PROMPT
What you return should be each line of the data containing the string "glyph".
+++
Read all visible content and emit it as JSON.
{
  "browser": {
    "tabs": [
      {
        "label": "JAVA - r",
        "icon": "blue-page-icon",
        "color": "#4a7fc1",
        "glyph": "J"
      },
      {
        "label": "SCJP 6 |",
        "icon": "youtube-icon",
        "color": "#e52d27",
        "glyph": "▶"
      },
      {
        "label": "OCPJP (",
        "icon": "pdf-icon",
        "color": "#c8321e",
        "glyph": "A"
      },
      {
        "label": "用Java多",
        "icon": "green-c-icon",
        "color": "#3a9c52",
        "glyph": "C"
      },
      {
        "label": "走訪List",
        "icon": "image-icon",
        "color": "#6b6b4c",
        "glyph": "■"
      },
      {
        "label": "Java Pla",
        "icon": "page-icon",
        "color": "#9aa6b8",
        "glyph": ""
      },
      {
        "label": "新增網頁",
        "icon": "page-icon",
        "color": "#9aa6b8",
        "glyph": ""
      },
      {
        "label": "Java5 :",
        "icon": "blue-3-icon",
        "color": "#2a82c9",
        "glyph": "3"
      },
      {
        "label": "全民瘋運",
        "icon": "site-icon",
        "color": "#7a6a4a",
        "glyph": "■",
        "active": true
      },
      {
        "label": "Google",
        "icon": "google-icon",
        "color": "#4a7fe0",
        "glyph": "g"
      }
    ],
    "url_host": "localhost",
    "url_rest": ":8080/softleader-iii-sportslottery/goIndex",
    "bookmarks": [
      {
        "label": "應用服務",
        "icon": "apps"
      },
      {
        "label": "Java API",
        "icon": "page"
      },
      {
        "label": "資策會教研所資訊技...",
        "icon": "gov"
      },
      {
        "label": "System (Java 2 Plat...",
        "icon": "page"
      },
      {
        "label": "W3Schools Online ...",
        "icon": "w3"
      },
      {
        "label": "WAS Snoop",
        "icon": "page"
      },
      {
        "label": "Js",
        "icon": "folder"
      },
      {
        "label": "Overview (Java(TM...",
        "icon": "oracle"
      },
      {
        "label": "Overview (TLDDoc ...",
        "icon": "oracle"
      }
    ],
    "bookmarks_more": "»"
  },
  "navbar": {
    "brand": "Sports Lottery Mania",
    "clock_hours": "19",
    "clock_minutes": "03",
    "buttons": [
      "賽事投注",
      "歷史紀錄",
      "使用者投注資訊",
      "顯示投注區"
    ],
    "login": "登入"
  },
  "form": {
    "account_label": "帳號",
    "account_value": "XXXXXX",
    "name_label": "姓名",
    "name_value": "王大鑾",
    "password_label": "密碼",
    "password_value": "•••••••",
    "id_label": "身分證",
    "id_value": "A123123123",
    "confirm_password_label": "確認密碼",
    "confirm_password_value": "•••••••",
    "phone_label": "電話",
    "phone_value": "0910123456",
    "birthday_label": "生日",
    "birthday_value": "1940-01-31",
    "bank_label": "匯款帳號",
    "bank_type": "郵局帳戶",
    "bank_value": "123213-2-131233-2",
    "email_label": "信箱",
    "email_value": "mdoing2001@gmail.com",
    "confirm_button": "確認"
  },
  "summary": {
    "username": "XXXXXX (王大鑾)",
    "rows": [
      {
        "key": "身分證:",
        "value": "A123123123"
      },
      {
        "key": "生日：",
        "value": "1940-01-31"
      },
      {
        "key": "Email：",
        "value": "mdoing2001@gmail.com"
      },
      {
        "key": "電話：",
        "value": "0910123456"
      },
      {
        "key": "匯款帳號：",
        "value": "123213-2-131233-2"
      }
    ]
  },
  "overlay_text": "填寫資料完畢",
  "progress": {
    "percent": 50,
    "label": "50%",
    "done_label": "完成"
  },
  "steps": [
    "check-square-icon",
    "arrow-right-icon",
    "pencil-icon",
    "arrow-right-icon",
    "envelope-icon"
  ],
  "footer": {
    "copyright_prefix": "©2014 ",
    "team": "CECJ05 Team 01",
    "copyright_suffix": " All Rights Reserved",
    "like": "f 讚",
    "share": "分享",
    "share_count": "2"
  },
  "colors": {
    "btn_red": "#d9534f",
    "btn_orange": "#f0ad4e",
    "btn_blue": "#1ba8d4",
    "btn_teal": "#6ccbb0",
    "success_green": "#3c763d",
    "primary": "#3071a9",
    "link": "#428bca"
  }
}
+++
WORKED SOLUTION
        "glyph": "J"
        "glyph": "▶"
        "glyph": "A"
        "glyph": "C"
        "glyph": "■"
        "glyph": ""
        "glyph": ""
        "glyph": "3"
        "glyph": "■",
        "glyph": "g"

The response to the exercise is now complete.